### Activity:
State how many lines of the entries hold the string "JSON". Reply with the number alone.

(Provided records Opens)

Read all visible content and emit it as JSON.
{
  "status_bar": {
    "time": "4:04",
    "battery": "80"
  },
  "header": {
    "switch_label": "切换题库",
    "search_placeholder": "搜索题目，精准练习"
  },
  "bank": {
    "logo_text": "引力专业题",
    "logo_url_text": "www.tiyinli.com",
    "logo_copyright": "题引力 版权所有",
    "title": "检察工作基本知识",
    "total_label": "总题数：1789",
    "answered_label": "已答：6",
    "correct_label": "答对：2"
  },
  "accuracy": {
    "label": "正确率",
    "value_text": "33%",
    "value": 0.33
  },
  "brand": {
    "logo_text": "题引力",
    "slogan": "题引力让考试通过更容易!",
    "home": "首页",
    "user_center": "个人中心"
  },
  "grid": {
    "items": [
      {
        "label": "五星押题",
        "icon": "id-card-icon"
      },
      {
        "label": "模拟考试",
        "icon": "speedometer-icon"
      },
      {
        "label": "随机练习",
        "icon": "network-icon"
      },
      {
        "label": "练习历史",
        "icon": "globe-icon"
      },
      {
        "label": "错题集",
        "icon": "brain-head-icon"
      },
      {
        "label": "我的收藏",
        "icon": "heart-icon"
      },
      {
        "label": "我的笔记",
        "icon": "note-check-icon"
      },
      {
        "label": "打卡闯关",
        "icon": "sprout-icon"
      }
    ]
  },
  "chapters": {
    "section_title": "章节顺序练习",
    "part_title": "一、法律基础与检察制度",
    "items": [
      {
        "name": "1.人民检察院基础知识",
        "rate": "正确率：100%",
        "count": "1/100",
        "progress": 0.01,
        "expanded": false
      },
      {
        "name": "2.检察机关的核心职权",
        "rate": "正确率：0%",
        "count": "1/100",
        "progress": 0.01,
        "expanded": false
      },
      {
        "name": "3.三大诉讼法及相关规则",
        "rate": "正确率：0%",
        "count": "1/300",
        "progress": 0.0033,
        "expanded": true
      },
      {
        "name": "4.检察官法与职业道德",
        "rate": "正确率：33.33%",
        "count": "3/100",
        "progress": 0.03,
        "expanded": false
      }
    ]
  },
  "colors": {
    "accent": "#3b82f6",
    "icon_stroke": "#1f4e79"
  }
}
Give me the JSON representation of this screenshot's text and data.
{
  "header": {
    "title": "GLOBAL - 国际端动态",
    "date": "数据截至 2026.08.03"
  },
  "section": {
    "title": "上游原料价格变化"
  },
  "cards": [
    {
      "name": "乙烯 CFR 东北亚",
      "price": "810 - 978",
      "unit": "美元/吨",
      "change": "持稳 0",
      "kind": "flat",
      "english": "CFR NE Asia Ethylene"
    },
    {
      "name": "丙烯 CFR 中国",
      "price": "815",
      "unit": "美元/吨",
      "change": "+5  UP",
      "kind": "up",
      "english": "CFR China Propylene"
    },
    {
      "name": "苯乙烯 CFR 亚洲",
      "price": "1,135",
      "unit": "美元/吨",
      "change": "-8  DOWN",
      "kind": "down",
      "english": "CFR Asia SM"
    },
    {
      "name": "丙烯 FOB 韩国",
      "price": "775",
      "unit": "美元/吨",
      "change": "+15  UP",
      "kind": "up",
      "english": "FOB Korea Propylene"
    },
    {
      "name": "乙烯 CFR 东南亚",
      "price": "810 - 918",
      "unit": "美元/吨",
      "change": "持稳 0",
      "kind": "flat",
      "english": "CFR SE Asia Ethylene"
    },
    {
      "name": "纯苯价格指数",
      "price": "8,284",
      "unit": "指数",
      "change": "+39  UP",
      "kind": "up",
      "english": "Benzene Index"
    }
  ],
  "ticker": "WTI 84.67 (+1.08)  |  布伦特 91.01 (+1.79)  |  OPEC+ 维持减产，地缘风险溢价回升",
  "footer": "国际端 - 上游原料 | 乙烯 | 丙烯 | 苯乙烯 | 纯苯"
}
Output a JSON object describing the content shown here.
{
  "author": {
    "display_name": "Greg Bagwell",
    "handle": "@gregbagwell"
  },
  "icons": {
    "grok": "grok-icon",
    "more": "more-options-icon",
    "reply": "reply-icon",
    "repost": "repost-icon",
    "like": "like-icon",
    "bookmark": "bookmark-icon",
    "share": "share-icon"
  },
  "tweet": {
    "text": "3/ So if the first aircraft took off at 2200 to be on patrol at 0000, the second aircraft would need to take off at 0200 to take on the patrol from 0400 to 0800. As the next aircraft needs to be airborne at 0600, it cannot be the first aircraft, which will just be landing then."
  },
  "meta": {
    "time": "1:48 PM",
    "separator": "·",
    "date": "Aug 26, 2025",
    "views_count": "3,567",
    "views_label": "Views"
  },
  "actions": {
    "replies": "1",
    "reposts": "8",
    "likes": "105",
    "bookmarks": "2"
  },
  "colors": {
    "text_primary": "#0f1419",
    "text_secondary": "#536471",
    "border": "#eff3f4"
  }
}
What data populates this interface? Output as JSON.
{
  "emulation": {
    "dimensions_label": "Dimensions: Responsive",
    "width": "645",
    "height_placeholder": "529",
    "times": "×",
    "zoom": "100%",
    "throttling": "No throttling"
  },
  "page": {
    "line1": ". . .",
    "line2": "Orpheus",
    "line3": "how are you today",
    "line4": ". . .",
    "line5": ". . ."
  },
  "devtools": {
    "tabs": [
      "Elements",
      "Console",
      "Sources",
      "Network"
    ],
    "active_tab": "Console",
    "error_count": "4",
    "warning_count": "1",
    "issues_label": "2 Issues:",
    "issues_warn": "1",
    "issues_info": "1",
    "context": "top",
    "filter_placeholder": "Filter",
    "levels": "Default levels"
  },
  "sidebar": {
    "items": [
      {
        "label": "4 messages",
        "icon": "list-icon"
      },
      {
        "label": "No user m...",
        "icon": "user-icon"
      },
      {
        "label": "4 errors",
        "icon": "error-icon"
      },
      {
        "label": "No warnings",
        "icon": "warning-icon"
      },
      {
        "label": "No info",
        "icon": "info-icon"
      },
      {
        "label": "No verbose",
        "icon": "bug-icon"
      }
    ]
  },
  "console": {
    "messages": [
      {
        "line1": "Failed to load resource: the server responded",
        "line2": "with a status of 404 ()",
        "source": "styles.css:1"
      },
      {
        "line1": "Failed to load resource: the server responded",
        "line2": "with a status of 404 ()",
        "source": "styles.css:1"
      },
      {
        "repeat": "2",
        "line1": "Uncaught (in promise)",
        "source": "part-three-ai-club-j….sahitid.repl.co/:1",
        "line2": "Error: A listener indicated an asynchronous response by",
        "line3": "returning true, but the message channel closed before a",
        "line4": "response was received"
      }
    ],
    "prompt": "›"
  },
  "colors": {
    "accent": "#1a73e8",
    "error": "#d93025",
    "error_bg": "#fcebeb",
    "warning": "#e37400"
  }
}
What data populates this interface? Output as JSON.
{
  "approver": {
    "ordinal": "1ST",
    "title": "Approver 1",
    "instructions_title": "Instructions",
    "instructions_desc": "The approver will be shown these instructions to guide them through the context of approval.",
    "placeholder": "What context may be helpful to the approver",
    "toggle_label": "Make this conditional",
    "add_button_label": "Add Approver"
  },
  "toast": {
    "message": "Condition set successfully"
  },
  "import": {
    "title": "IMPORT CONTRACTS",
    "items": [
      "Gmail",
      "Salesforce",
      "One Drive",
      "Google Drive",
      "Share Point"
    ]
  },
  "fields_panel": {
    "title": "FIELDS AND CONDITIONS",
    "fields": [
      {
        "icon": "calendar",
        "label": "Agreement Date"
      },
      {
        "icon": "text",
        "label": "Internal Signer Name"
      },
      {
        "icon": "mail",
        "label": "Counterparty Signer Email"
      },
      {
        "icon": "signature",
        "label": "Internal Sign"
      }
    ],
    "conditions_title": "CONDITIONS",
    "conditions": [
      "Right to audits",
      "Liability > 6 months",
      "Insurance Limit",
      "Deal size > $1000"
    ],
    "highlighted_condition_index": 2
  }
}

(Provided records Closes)

### Result for this exercise:
5